[Opening Task data section]
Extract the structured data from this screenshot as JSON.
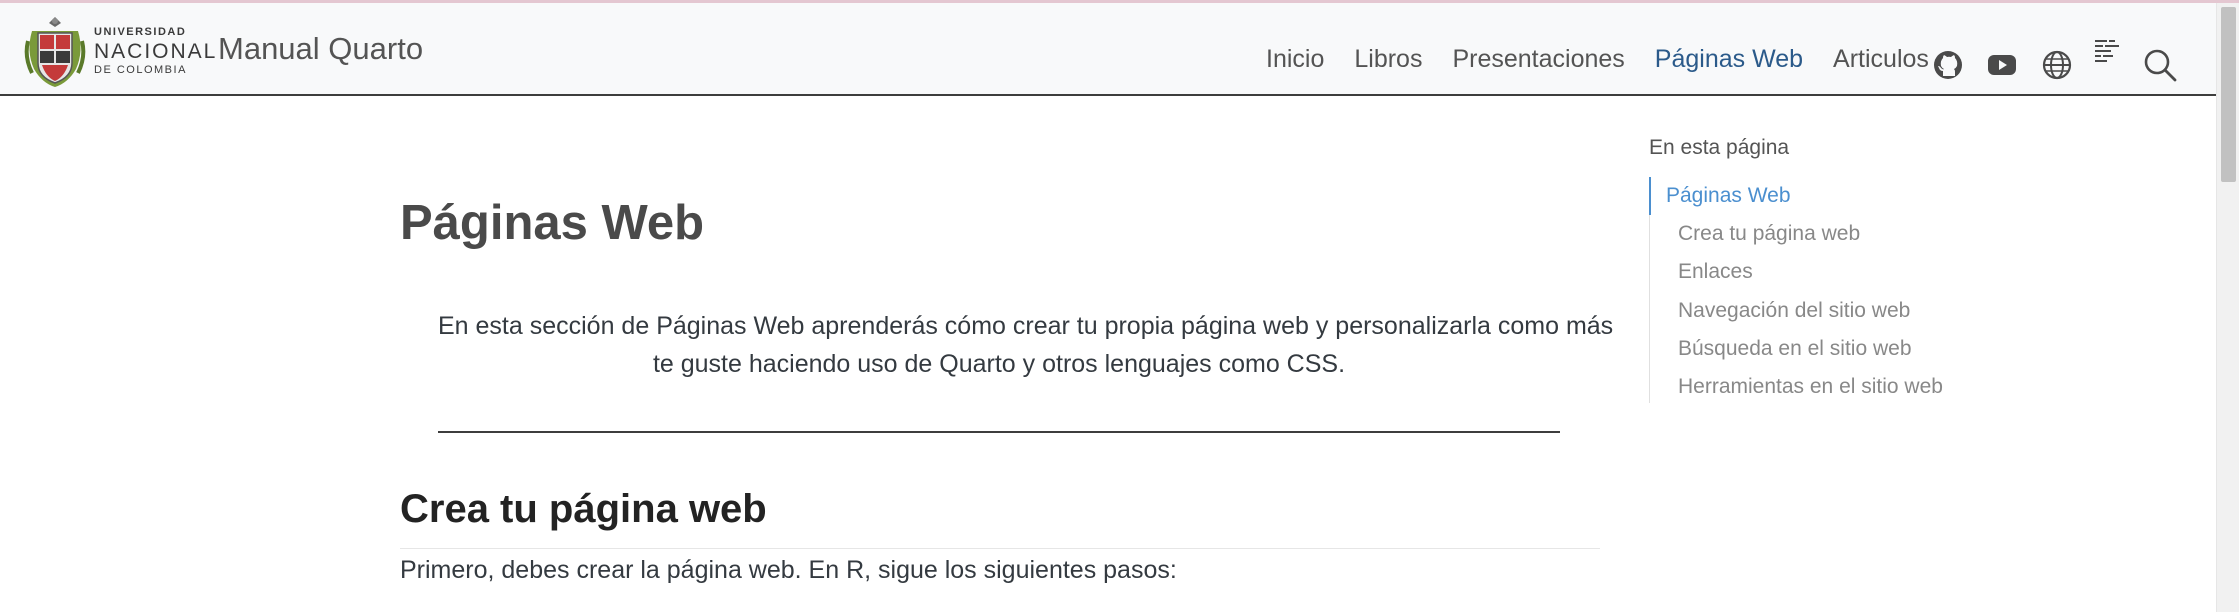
{
  "brand": {
    "logo_line1": "UNIVERSIDAD",
    "logo_line2": "NACIONAL",
    "logo_line3": "DE COLOMBIA",
    "site_title": "Manual Quarto"
  },
  "nav": {
    "links": [
      "Inicio",
      "Libros",
      "Presentaciones",
      "Páginas Web",
      "Articulos"
    ],
    "active": "Páginas Web",
    "icons": [
      "github-icon",
      "youtube-icon",
      "globe-icon",
      "list-icon",
      "search-icon"
    ],
    "accent_color": "#2b5a8a"
  },
  "main": {
    "title": "Páginas Web",
    "intro_line1": "En esta sección de Páginas Web aprenderás cómo crear tu propia página web y personalizarla como más",
    "intro_line2": "te guste haciendo uso de Quarto y otros lenguajes como CSS.",
    "section_heading": "Crea tu página web",
    "section_para": "Primero, debes crear la página web. En R, sigue los siguientes pasos:"
  },
  "toc": {
    "title": "En esta página",
    "items": [
      "Páginas Web",
      "Crea tu página web",
      "Enlaces",
      "Navegación del sitio web",
      "Búsqueda en el sitio web",
      "Herramientas en el sitio web"
    ],
    "active_color": "#4b8fcf"
  }
}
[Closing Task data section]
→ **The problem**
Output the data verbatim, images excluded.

→ **Reply**
Extract the structured data from this screenshot as JSON.
{
  "brand": {
    "logo_line1": "UNIVERSIDAD",
    "logo_line2": "NACIONAL",
    "logo_line3": "DE COLOMBIA",
    "site_title": "Manual Quarto"
  },
  "nav": {
    "links": [
      "Inicio",
      "Libros",
      "Presentaciones",
      "Páginas Web",
      "Articulos"
    ],
    "active": "Páginas Web",
    "icons": [
      "github-icon",
      "youtube-icon",
      "globe-icon",
      "list-icon",
      "search-icon"
    ],
    "accent_color": "#2b5a8a"
  },
  "main": {
    "title": "Páginas Web",
    "intro_line1": "En esta sección de Páginas Web aprenderás cómo crear tu propia página web y personalizarla como más",
    "intro_line2": "te guste haciendo uso de Quarto y otros lenguajes como CSS.",
    "section_heading": "Crea tu página web",
    "section_para": "Primero, debes crear la página web. En R, sigue los siguientes pasos:"
  },
  "toc": {
    "title": "En esta página",
    "items": [
      "Páginas Web",
      "Crea tu página web",
      "Enlaces",
      "Navegación del sitio web",
      "Búsqueda en el sitio web",
      "Herramientas en el sitio web"
    ],
    "active_color": "#4b8fcf"
  }
}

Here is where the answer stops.